We love hearing new words and seeing the way in which the English language evolves. Check out these new words and phrases which were coined recently that we particularly like:

New words 2017

  • Bitbitter – Regretting you hadn’t invested in bitcoin when you see the price reach another record high. The value of one bitcoin broke the $11,000 mark in November 2017.
  • Procrastinetflix – Having a million and one things to do but still pushing on with the next episode of your favourite Netflix show.
  • Dead-dread – The anxiety you feel when seeing a celebrity trending on Twitter. You know they have either passed away or been accused of something ghastly i.e. they are now dead to you!
  • Snoozecuse – Telling yourself it’s OK to hit the snooze button for the fifth time because ‘sleep is important’.
  • Regrexit – No prizes for guessing what this means!

 

But what exactly are these new words?

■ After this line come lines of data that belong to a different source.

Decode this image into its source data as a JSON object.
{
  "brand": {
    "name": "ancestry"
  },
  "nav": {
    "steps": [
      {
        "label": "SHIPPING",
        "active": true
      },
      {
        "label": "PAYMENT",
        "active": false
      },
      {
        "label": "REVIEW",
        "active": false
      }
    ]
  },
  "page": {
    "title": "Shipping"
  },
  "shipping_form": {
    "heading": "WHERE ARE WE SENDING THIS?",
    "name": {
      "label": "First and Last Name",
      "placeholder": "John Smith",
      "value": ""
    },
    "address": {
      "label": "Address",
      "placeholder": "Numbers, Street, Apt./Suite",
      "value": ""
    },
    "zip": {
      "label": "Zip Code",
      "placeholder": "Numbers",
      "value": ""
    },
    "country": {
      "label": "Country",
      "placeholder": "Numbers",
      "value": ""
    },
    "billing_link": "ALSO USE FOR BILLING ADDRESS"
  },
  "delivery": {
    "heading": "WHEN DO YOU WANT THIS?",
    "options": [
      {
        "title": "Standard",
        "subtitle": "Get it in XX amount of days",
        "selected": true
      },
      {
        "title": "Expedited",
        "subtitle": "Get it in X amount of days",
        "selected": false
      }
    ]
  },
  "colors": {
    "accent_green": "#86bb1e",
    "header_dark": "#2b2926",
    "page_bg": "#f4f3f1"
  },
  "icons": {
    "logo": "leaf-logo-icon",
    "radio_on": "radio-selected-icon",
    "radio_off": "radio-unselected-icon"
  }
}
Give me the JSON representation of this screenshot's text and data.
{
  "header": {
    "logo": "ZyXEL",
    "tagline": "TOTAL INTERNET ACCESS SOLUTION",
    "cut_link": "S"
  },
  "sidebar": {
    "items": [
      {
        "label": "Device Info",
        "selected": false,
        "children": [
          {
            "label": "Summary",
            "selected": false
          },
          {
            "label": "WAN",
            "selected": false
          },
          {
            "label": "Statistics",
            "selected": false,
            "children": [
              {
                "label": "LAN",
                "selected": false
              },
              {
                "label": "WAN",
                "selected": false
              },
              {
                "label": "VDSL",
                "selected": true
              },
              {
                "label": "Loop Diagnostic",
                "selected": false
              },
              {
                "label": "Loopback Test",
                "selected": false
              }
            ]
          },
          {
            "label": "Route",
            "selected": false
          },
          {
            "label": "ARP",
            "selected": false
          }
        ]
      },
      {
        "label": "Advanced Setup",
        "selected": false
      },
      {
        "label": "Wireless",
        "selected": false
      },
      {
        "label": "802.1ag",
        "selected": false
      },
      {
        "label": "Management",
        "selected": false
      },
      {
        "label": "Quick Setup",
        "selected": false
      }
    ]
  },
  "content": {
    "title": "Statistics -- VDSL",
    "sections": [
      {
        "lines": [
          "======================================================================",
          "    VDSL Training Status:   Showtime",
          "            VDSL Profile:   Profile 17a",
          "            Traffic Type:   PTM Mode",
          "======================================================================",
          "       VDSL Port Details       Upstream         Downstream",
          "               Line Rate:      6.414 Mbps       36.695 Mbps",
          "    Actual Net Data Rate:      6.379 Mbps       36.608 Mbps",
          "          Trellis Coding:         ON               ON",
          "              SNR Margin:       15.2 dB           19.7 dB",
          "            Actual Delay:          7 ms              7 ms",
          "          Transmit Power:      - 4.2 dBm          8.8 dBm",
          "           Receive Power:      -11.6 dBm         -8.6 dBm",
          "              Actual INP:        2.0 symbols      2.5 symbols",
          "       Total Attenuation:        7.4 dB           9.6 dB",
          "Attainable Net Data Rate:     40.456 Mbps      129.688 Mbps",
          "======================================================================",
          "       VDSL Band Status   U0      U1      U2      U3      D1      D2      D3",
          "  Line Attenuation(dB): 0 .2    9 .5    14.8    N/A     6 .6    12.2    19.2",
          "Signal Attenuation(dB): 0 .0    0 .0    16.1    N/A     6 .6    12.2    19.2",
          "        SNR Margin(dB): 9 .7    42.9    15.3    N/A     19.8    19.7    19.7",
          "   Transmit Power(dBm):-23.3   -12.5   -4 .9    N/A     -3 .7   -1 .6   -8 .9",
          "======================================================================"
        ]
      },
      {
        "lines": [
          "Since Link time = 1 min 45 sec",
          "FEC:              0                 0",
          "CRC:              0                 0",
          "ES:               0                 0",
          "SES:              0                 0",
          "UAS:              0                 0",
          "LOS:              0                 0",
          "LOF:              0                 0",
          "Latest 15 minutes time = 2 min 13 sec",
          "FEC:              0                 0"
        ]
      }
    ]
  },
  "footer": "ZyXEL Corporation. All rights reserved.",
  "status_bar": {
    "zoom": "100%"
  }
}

These words are known as portmanteau words – a linguistic blend where two words are merged into one. ‘Portmanteau’ is a French word for ‘luggage’ – and just as with a suitcase, you can unpack these to find they have individual meanings.

Last year we blogged about portmanteau words, their use, and how simple words can be modified to communicate complex topics.

 

New words 2017 in the Oxford English Dictionary

Alongside new words, new meanings for existing words evolve. One such example that was accepted into the Oxford English Dictionary in 2017 was for the simple, dare I say bland word, ‘thing’. Yes, ‘thing’ can now officially be used to define a genuine or established practice. For example, your friend telling you they’re attending a seminar on Viking town planning and you asking them, “is that even a thing?”. You’re probably already familiar with this usage through popular culture. And do you want to know where it was first recorded in use? A year 2000 broadcast of The West Wing.

Interestingly, 2017 also sees a new word in the place of the final alphabetic entry in the dictionary. The name of a genus of tropical weevils found in South America, Zyzzyva has been officially recognised as a word by the Oxford English Dictionary. With that many ‘Zs’ and ‘Ys’, it is no wonder it has taken the place of the final word over the now relegated ‘zythum’, which, in case you were dying to know, described a kind of malt beer brewed in Egypt.

 

Choosing the right words for your message

That concludes our look at new words 2017. At On Point Copywriting we keep on top of the latest trends in language to make sure you connect effectively with your target audience.

We can help you use creative and effective words to connect with your target audience. If you want help with your writing or editing – or simply need another pair of eyes to make sure your writing will have maximum impact, contact us today on 0117 244 0116.